Earlier in the evening MPTF founding Chairman Jeffrey Katzenberg welcomed guests including one of the evening’s hosts Brett Ratner, and the main attraction for many in the room, Warren Beatty who serves on the MPTF board. “Somehow or another this place is the center of the universe. There’s no one in this room who knows this hotel better than Warren Beatty. I mean no one,” he said to laughs as Beatty took the stage to lead a toast.
Despite a week of turbulence that saw his Oscarcast producer Brett Ratner resign over an inexplicable barrage of inappropriate public statements, followed shortly after by Ratner’s host Eddie Murphy, Academy president Tom Sherak wants the industry to know that the Oscars are going to be just fine.
“If this happened in January, I would be hiding under my desk,” Sherak told me. “Look what has happened. We have a new producer in Brian Grazer, who met last night with Don Mischer for an hour and a half, so that they can get going on finding a host. We are actually two and a half weeks ahead of where we were last year, in terms of naming a host.”
Sherak, who I’ve always known to be a glass-half-full kind of guy, said he saw some bright spots despite the turbulence. Said Sherak: “In all my time here, I’ve never gotten as many emails from the constituency, after Brett resigned, all saying, how can I help? What do you need me to do? If you need a producer, let me suggest this person. Or, I can go after that person for host. It’s like we woke up a sleeping giant.”
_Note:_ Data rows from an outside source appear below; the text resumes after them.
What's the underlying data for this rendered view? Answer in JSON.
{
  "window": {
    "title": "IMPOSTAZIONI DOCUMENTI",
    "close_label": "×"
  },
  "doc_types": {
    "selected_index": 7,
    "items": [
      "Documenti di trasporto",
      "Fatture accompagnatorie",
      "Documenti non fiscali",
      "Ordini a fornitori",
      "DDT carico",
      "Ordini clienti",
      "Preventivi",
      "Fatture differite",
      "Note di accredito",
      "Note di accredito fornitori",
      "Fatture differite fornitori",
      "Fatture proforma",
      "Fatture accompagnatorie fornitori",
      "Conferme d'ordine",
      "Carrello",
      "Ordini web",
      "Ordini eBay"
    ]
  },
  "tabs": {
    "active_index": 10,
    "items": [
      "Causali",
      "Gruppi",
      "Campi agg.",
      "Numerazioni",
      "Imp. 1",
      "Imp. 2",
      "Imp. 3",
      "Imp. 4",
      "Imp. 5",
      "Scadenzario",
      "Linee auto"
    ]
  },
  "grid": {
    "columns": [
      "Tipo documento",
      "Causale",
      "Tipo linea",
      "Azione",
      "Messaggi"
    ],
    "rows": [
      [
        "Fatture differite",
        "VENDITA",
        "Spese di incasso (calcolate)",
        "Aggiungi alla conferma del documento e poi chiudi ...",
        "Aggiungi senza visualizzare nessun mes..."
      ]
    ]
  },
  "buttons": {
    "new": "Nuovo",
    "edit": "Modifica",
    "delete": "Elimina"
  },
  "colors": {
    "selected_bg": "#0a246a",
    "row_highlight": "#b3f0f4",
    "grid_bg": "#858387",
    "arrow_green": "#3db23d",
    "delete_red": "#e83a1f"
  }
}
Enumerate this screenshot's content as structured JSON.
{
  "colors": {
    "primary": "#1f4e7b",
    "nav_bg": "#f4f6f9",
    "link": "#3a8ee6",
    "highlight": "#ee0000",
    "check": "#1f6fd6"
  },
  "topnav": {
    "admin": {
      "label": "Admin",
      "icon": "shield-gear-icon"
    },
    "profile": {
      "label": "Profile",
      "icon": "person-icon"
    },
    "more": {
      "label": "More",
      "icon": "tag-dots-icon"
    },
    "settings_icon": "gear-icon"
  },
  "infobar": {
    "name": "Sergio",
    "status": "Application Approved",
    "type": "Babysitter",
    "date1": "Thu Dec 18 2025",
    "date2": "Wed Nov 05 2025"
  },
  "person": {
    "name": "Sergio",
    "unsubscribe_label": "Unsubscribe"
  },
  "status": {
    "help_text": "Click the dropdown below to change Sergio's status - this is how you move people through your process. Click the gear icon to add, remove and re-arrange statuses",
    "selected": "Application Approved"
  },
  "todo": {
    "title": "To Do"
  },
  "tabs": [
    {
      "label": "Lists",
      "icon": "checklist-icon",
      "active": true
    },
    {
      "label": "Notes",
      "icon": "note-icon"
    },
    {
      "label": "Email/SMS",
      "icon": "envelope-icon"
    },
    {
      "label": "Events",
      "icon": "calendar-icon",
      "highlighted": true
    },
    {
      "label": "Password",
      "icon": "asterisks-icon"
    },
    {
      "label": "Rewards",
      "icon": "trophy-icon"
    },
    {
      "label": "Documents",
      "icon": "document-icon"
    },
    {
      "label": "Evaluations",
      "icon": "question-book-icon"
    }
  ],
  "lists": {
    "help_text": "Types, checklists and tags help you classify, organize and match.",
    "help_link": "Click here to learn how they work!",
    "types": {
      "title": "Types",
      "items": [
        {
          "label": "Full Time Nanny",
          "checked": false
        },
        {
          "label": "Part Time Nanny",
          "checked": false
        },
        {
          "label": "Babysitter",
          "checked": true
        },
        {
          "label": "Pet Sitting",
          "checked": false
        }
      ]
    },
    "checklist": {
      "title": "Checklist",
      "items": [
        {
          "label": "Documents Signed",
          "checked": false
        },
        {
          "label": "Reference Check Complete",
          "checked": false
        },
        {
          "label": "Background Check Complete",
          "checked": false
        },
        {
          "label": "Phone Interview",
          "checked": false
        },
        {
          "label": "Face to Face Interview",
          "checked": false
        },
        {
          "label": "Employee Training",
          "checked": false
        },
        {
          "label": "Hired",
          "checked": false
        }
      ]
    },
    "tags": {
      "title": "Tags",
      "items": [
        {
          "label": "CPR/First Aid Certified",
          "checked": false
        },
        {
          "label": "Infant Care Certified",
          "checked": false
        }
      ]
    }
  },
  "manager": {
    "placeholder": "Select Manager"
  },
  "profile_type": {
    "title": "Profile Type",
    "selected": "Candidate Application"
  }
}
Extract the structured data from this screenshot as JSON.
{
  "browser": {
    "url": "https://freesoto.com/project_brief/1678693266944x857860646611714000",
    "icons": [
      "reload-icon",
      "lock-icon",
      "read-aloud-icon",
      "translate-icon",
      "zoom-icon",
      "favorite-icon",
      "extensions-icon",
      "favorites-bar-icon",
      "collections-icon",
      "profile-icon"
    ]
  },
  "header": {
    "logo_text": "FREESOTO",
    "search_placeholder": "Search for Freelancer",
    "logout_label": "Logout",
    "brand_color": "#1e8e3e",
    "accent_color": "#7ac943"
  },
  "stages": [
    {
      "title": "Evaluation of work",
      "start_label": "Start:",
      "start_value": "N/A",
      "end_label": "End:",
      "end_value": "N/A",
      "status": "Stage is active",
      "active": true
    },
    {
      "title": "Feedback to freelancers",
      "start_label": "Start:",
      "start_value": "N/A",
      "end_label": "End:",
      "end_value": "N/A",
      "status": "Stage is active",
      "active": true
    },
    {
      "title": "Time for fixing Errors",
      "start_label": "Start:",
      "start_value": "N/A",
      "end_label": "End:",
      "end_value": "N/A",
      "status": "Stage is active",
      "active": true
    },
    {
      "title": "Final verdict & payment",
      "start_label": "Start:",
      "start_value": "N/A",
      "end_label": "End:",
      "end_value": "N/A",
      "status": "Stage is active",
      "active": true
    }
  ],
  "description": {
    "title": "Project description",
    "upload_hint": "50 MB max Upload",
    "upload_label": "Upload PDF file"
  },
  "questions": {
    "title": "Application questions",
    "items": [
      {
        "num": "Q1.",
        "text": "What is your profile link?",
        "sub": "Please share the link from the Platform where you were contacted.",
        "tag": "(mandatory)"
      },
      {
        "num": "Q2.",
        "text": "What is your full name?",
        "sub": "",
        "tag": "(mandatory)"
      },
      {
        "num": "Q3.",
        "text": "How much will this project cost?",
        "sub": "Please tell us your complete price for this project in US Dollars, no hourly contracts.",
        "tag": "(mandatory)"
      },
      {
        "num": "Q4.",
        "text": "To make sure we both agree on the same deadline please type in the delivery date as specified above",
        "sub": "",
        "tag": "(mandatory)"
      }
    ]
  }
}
One of those who came forward was Grazer, Sherak said. “He said, ‘I want to help.’ So I said, ‘What if I asked you to become the producer.’ He said, ‘Ask me.’ I did, and he said, ‘I’m in.’ ”